Boris is back: Ex-PM takes on Labour and Farage's Reform with taxes, 'wokery' and illegal immigration warning

Boris Johnson stepped up the Tories’ general election battle as they were desperately trying to stop voters deserting them for Nigel Farage’s Reform.

The former Prime Minister was writing letters and doing campaign videos for some candidates, including in the so-called “Red Wall”.

In one for Alice Hopkin, Tory candidate in Normanton & Hemsworth, West Yorkshire, he warns voters against giving Sir Keir Starmer a “super-majority”.

His intervention comes as polls pointed to voters deserting the Conservatives for Reform in significant numbers, which could cost Rishi Sunak’s party dozens of seats.

Mr Johnson said: “If you vote for Alice you will avoid handing Labour a majority, even perhaps a super-majority, to take this country backwards with higher taxes, more wokery, kowtowing to Brussels again and of course more illegal immigration.

“Don’t let Starmer get away with it.”

Mr Johnson’s message seemed designed to appeal particularly to voters who may be considering backing Mr Farage’s party.

It may be less tailored to London where the Tories are fighting to avoid losing around a dozen seats.

Farming minister Sir Mark Spencer, doing the media round for the Government, praised Mr Johnson but stressed that it was Mr Sunak who was now moving the Conservative Party forward.

Asked by Sky News if the ex-PM was the Conservatives' "antidote" to Farage’s Reform, Sir Mark said: "Boris was a fantastic Prime Minister, certainly in delivering what he did for the Covid vaccine, in making sure that he put us front and centre in the fight for Ukraine. They were huge achievements of the Johnson campaign.

"Boris is no longer a Member of Parliament.
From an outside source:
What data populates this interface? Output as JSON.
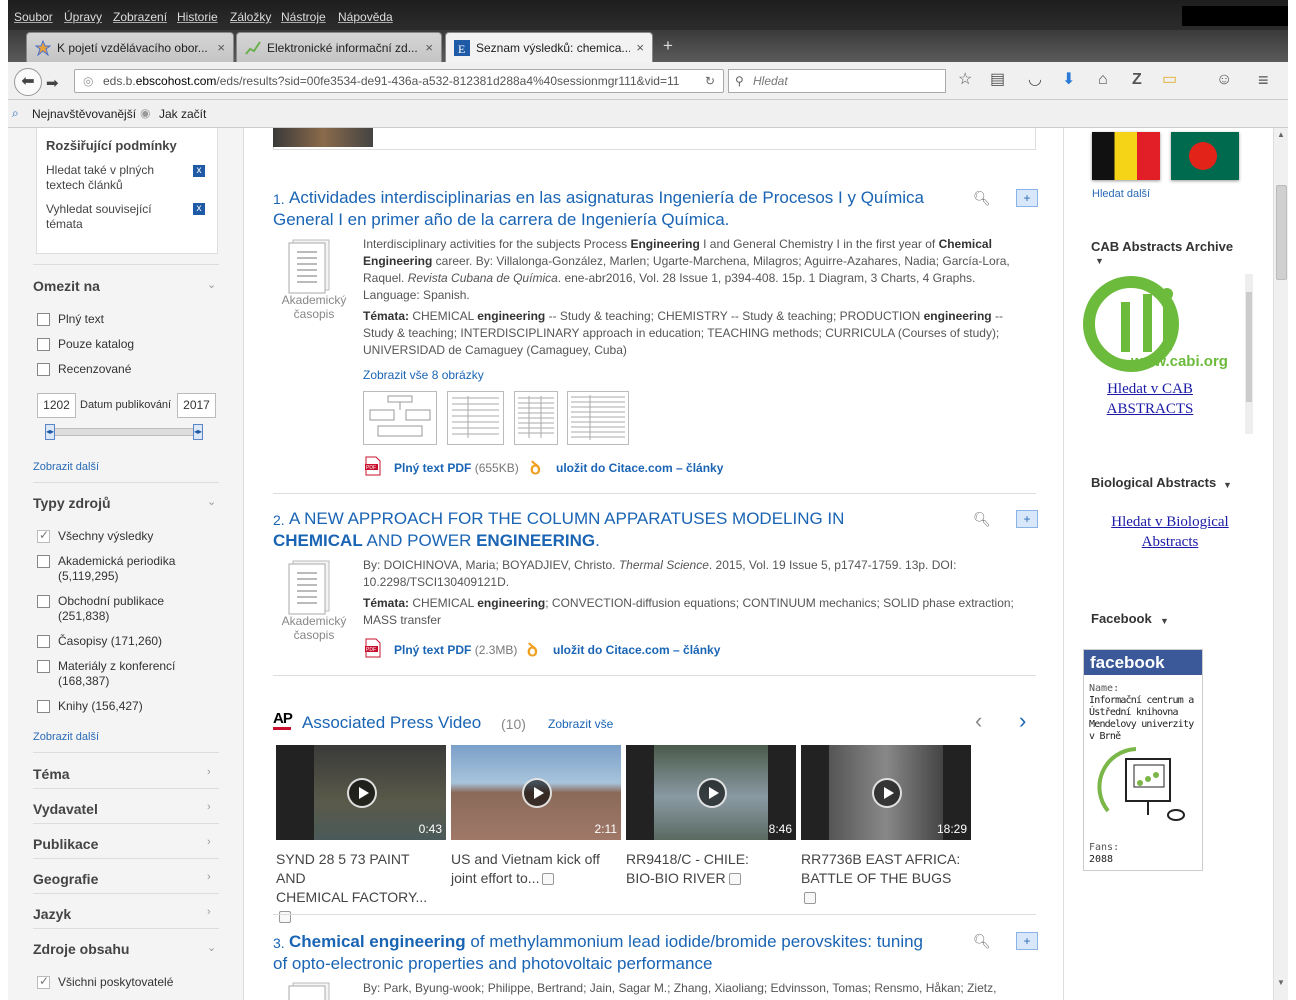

He has stepped back from politics and I think now we have got a Prime Minister in Rishi Sunak who has steadied the ship, who is moving us forward.

"I think let's just concentrate on the huge tax challenge that is coming from a future Labour government."

Mr Johnson was not expected to play a major role in the campaign, going from constituency to constituency.

In an apparent sign of a limited involvement in the election, his wife Carrie posted pictures on Instagram of them and their three children on holiday in Sardinia.

But with some Tories keen for the ex-PM to take centre stage again, Sir Keir Starmer told LBC Radio: “Is this the third or fourth relaunch of their strategy in six weeks.

“They started saying vote Tory because ‘we are going to win’, then they said vote Tory because ‘Labour is going to win’, now they are saying something about Boris Johnson.

“Honestly, if you can’t even have a strategy that holds for six weeks you really don’t deserve to win.”

The Conservatives were on Tuesday stepping up their claims that a Labour government would mean higher taxes and that a vote for Reform would make it more likely that Sir Keir would get into No10.

But it was not clear whether the Tories’ tax allegations were hitting home, especially after the Treasury, independent fact checkers and the UK’s statistics watchdog had undermined their claim that a Labour government would mean a £2,000 hit to households.

Seeking to keep the spotlight on Labour, ministers were demanding that it rule out specific tax rises.

Sir Keir’s party was pressing on with its attempts to woo businesses.

Late on Monday, the Conservatives called on Labour to rule out scrapping the requirement for local authorities to hold referendums on tax rises above a certain level.

At the same time, the party accused Labour of having a “secret plan” to abolish inheritance tax relief for farmers, saying the party had not committed to keeping the exemption in its manifesto.

A Labour spokesperson dismissed the Conservative attacks as “hysterical” and “desperate nonsense”, while reiterating that the party would not raise taxes on “working people”.

The latest Tory demands on tax follow challenges for Labour to rule out increasing capital gains tax on people’s main homes and reforming council tax bands.

Labour has ruled out both policies, but the Conservatives are still keen to ask questions about whether it would countenance further tax hikes to fill what the party claims is a black hole in the opposition’s spending plans.

In a second prong of the Conservative attack on Labour, Mr Sunak continued to claim that a Labour victory in July would keep the party in power for a generation.

The Prime Minister accused Sir Keir of trying to “entrench his power” by lowering the voting age to 16.

Mr Sunak added that Sir Keir would raise taxes to the “highest in our history” and that the party poses “a generational threat to everyone’s financial security”.

Having addressed big businesses on Monday, Labour was expected to turn its attention to small businesses on Tuesday with its pledge to roll out 350 banking hubs to towns and villages across the country.

Party deputy leader Angela Rayner said Labour would “breathe new life back into Britain’s high streets”, which shadow chancellor Rachel Reeves said had been “reduced to ghost towns”.

The pair were also expected to announce a five-point plan to arrest the decline of British pubs, following figures that suggest as many as 10 per week have closed since 2010.

The Liberal Democrats were returning to the theme of sewage, promising 100 new water quality inspectors to help crack down on water companies dumping effluent in Britain’s rivers and seas.